__Task item__. Would you return all of this data exactly, leaving nothing out?

-=-=-

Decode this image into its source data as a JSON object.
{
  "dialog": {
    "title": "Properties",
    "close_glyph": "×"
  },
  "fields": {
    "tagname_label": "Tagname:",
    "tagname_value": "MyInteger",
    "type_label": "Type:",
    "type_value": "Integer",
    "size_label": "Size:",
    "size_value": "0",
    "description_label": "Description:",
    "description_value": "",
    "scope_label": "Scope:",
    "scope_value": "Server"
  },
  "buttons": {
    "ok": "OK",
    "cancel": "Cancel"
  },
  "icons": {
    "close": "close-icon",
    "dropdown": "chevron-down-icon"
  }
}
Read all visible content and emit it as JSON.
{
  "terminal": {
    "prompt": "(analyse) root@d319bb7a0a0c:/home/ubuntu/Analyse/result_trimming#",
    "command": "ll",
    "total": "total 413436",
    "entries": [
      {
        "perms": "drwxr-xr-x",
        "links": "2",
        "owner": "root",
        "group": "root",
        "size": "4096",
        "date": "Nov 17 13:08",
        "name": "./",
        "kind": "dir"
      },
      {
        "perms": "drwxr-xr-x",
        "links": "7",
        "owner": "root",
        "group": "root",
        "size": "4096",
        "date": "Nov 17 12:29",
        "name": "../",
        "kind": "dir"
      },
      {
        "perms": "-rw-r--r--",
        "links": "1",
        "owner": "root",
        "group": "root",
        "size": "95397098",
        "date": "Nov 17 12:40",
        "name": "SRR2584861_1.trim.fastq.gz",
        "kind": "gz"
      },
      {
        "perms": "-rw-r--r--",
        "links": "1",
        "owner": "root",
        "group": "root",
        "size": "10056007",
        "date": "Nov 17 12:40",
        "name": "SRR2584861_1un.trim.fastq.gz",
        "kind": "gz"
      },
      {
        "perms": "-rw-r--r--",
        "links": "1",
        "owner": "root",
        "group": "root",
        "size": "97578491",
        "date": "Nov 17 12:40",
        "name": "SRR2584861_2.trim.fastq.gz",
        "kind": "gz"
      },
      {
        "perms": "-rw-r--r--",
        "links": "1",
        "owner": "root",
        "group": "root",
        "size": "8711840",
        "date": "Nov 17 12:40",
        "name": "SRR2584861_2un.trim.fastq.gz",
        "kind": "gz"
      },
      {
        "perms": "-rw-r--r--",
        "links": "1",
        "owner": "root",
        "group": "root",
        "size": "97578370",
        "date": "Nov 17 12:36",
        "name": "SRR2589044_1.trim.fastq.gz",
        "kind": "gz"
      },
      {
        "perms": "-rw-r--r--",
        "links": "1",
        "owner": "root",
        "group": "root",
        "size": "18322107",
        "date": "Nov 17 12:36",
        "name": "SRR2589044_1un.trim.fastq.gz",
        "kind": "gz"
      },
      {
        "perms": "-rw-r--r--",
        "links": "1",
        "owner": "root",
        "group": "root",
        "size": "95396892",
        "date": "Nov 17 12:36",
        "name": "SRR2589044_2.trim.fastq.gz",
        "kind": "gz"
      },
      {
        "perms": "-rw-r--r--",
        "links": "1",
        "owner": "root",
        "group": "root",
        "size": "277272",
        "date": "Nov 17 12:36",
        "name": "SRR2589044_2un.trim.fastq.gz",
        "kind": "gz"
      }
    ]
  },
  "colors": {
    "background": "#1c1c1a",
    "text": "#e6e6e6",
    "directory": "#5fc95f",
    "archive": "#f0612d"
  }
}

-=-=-

__Response for this exercise__.
Decode this image into its source data as a JSON object.
{
  "dialog": {
    "title": "Properties",
    "close_glyph": "×"
  },
  "fields": {
    "tagname_label": "Tagname:",
    "tagname_value": "MyInteger",
    "type_label": "Type:",
    "type_value": "Integer",
    "size_label": "Size:",
    "size_value": "0",
    "description_label": "Description:",
    "description_value": "",
    "scope_label": "Scope:",
    "scope_value": "Server"
  },
  "buttons": {
    "ok": "OK",
    "cancel": "Cancel"
  },
  "icons": {
    "close": "close-icon",
    "dropdown": "chevron-down-icon"
  }
}
Read all visible content and emit it as JSON.
{
  "terminal": {
    "prompt": "(analyse) root@d319bb7a0a0c:/home/ubuntu/Analyse/result_trimming#",
    "command": "ll",
    "total": "total 413436",
    "entries": [
      {
        "perms": "drwxr-xr-x",
        "links": "2",
        "owner": "root",
        "group": "root",
        "size": "4096",
        "date": "Nov 17 13:08",
        "name": "./",
        "kind": "dir"
      },
      {
        "perms": "drwxr-xr-x",
        "links": "7",
        "owner": "root",
        "group": "root",
        "size": "4096",
        "date": "Nov 17 12:29",
        "name": "../",
        "kind": "dir"
      },
      {
        "perms": "-rw-r--r--",
        "links": "1",
        "owner": "root",
        "group": "root",
        "size": "95397098",
        "date": "Nov 17 12:40",
        "name": "SRR2584861_1.trim.fastq.gz",
        "kind": "gz"
      },
      {
        "perms": "-rw-r--r--",
        "links": "1",
        "owner": "root",
        "group": "root",
        "size": "10056007",
        "date": "Nov 17 12:40",
        "name": "SRR2584861_1un.trim.fastq.gz",
        "kind": "gz"
      },
      {
        "perms": "-rw-r--r--",
        "links": "1",
        "owner": "root",
        "group": "root",
        "size": "97578491",
        "date": "Nov 17 12:40",
        "name": "SRR2584861_2.trim.fastq.gz",
        "kind": "gz"
      },
      {
        "perms": "-rw-r--r--",
        "links": "1",
        "owner": "root",
        "group": "root",
        "size": "8711840",
        "date": "Nov 17 12:40",
        "name": "SRR2584861_2un.trim.fastq.gz",
        "kind": "gz"
      },
      {
        "perms": "-rw-r--r--",
        "links": "1",
        "owner": "root",
        "group": "root",
        "size": "97578370",
        "date": "Nov 17 12:36",
        "name": "SRR2589044_1.trim.fastq.gz",
        "kind": "gz"
      },
      {
        "perms": "-rw-r--r--",
        "links": "1",
        "owner": "root",
        "group": "root",
        "size": "18322107",
        "date": "Nov 17 12:36",
        "name": "SRR2589044_1un.trim.fastq.gz",
        "kind": "gz"
      },
      {
        "perms": "-rw-r--r--",
        "links": "1",
        "owner": "root",
        "group": "root",
        "size": "95396892",
        "date": "Nov 17 12:36",
        "name": "SRR2589044_2.trim.fastq.gz",
        "kind": "gz"
      },
      {
        "perms": "-rw-r--r--",
        "links": "1",
        "owner": "root",
        "group": "root",
        "size": "277272",
        "date": "Nov 17 12:36",
        "name": "SRR2589044_2un.trim.fastq.gz",
        "kind": "gz"
      }
    ]
  },
  "colors": {
    "background": "#1c1c1a",
    "text": "#e6e6e6",
    "directory": "#5fc95f",
    "archive": "#f0612d"
  }
}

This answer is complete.